If \(x\) and \(y\) are prime numbers, what is the value of \(x+y\) ?

(1) \(x-y\) is a prime number --> if \(x=5\) and \(y=2\) (notice that in this case \(x-y=3=prime\)) then \(x+y=7\) but if \(x=5\) and \(y=3\) (notice that in this case \(x-y=2=prime\)) then \(x+y=8\). Not sufficient.

(2) \(y<x<6\) --> the same example as above is valid for this statement also. Not sufficient.

(1)+(2) Again, the example from statement (1) is still valid and gives two different values for \(x+y\). Not sufficient.

Good question. I am particularly happy that I did end up solving this one is about a min and half.

Followed the plugging in of values approach with values as 5,2,3 for statement (ii) and for statement (i) there are a whole number of possible options.

Both statements together as well fail to give a concrete answer for the values 2,3,5. Hence chose E. _________________

My attempt to capture my B-School Journey in a Blog : tranquilnomadgmat.blogspot.com

Picking up on bunnels statement re: 1 being a prime....

If you have trouble remembering in the heat of battle, think: a prime number has 2 factors, 1 and itself. Although 1 has factors of 1 and iteslf, these are one and the same and therefore it doesn't have 2 (intiger) factors. _________________

Is 1 considered a prime number? I selected C but was wrong. According to the answer: S2 is not sufficient. Consider \(X = 5\) , \(Y = 3\) and \(X = 3\) , \(Y = 2\) which is true...

edit: but if you take both together... the only possible answer is X=5 and Y=3 and not X=3 and Y=2. The only way S2 and S1 is not sufficient is if we consider 1 a prime number... am I missing something?

If \(x\) and \(y\) are prime numbers, what is the value of \(x+y\) ?

(1) \(x-y\) is a prime number --> if \(x=5\) and \(y=2\) (notice that in this case \(x-y=3=prime\)) then \(x+y=7\) but if \(x=5\) and \(y=3\) (notice that in this case \(x-y=2=prime\)) then \(x+y=8\). Not sufficient.

(2) \(y<x<6\) --> the same example as above is valid for this statement also. Not sufficient.

(1)+(2) Again, the example from statement (1) is still valid and gives two different values for \(x+y\). Not sufficient.

Answer: E.

Can we also consider negative cases of these integers, since the question did not explicitly state that the integers were positive? _________________

Is 1 considered a prime number? I selected C but was wrong. According to the answer: S2 is not sufficient. Consider \(X = 5\) , \(Y = 3\) and \(X = 3\) , \(Y = 2\) which is true...

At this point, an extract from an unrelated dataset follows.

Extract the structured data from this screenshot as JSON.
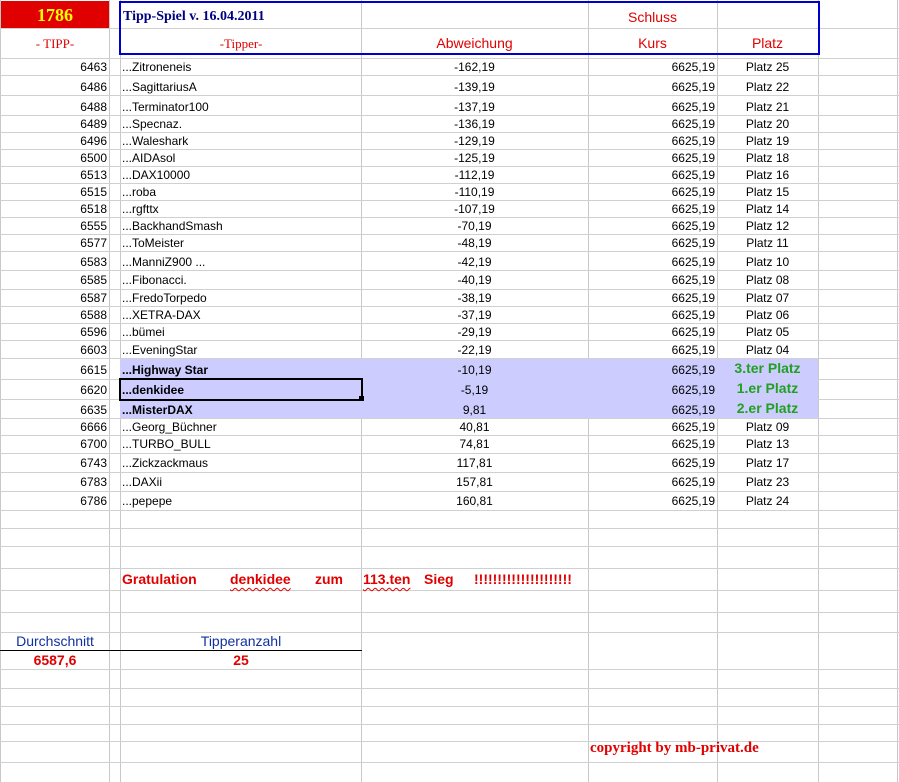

edit: but if you take both together... the only possible answer is X=5 and Y=3 and not X=3 and Y=2. The only way S2 and S1 is not sufficient is if we consider 1 a prime number... am I missing something?

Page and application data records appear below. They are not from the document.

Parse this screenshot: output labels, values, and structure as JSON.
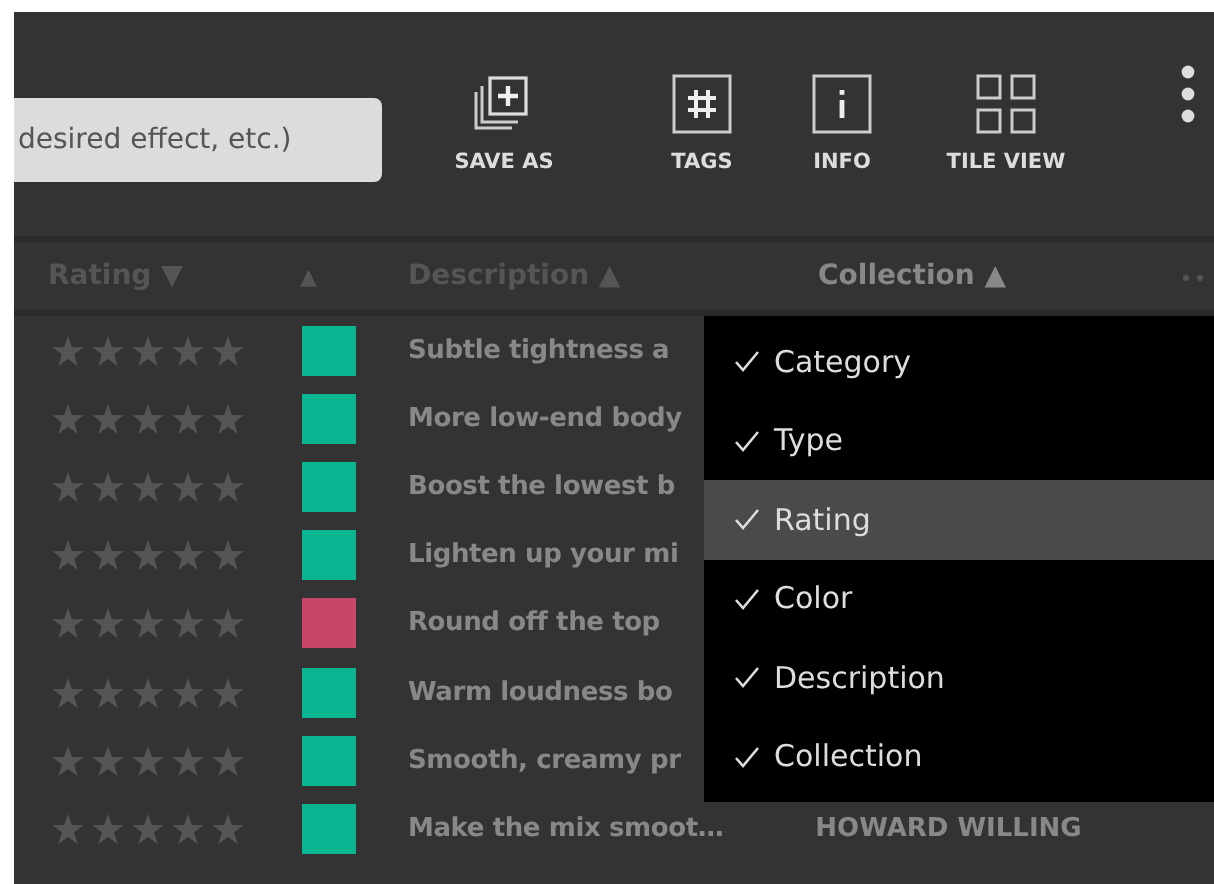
{
  "search": {
    "placeholder": "desired effect, etc.)"
  },
  "toolbar": [
    {
      "kind": "save",
      "label": "SAVE AS"
    },
    {
      "kind": "tags",
      "label": "TAGS"
    },
    {
      "kind": "info",
      "label": "INFO"
    },
    {
      "kind": "tiles",
      "label": "TILE VIEW"
    }
  ],
  "columns": [
    {
      "label": "Rating ▼"
    },
    {
      "label": "▲"
    },
    {
      "label": "Description ▲"
    },
    {
      "label": "Collection ▲"
    }
  ],
  "rows": [
    {
      "stars": 0,
      "color": "#0bb592",
      "description": "Subtle tightness a"
    },
    {
      "stars": 0,
      "color": "#0bb592",
      "description": "More low-end body"
    },
    {
      "stars": 0,
      "color": "#0bb592",
      "description": "Boost the lowest b"
    },
    {
      "stars": 0,
      "color": "#0bb592",
      "description": "Lighten up your mi"
    },
    {
      "stars": 0,
      "color": "#c9466b",
      "description": "Round off the top"
    },
    {
      "stars": 0,
      "color": "#0bb592",
      "description": "Warm loudness bo"
    },
    {
      "stars": 0,
      "color": "#0bb592",
      "description": "Smooth, creamy pr"
    },
    {
      "stars": 0,
      "color": "#0bb592",
      "description": "Make the mix smoot…",
      "collection": "HOWARD WILLING"
    }
  ],
  "menu": [
    {
      "label": "Category",
      "checked": true,
      "selected": false
    },
    {
      "label": "Type",
      "checked": true,
      "selected": false
    },
    {
      "label": "Rating",
      "checked": true,
      "selected": true
    },
    {
      "label": "Color",
      "checked": true,
      "selected": false
    },
    {
      "label": "Description",
      "checked": true,
      "selected": false
    },
    {
      "label": "Collection",
      "checked": true,
      "selected": false
    }
  ]
}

If \(x\) and \(y\) are prime numbers, what is the value of \(x+y\) ?

(1) \(x-y\) is a prime number --> if \(x=5\) and \(y=2\) (notice that in this case \(x-y=3=prime\)) then \(x+y=7\) but if \(x=5\) and \(y=3\) (notice that in this case \(x-y=2=prime\)) then \(x+y=8\). Not sufficient.

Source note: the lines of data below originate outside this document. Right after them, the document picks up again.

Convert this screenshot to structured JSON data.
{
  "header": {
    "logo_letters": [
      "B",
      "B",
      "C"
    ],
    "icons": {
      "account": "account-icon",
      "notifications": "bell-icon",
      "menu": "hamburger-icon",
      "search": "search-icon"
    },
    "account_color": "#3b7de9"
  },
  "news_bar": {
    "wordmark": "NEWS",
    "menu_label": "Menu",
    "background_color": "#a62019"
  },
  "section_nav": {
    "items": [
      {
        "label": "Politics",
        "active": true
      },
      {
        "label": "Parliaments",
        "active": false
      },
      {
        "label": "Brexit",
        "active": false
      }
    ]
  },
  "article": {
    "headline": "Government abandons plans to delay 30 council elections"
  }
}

(2) \(y<x<6\) --> the same example as above is valid for this statement also. Not sufficient.

(1)+(2) Again, the example from statement (1) is still valid and gives two different values for \(x+y\). Not sufficient.

Answer: E.

Can we also consider negative cases of these integers, since the question did not explicitly state that the integers were positive?

No, we cannot. "If \(x\) and \(y\) are prime numbers..." Only positive numbers can be primes.

Natural numbers that have EXACTLY two factors are called prime numbers. Obviously, the number "1" has exactly 1 factor, so it is neither prime nor composite.. Yeah, this number is a different breed !! _________________

Natural numbers that have EXACTLY two factors are called prime numbers. Obviously, the number "1" has exactly 1 factor, so it is neither prime nor composite.. Yeah, this number is a different breed !!

Right. So if I see "different breed" on a GMAT DS, I should think "1" right? _________________

Natural numbers that have EXACTLY two factors are called prime numbers. Obviously, the number "1" has exactly 1 factor, so it is neither prime nor composite.. Yeah, this number is a different breed !!

Right. So if I see "different breed" on a GMAT DS, I should think "1" right?

1 is NOT a prime number. The smallest prime is 2. And this is not only for the GMAT but generally.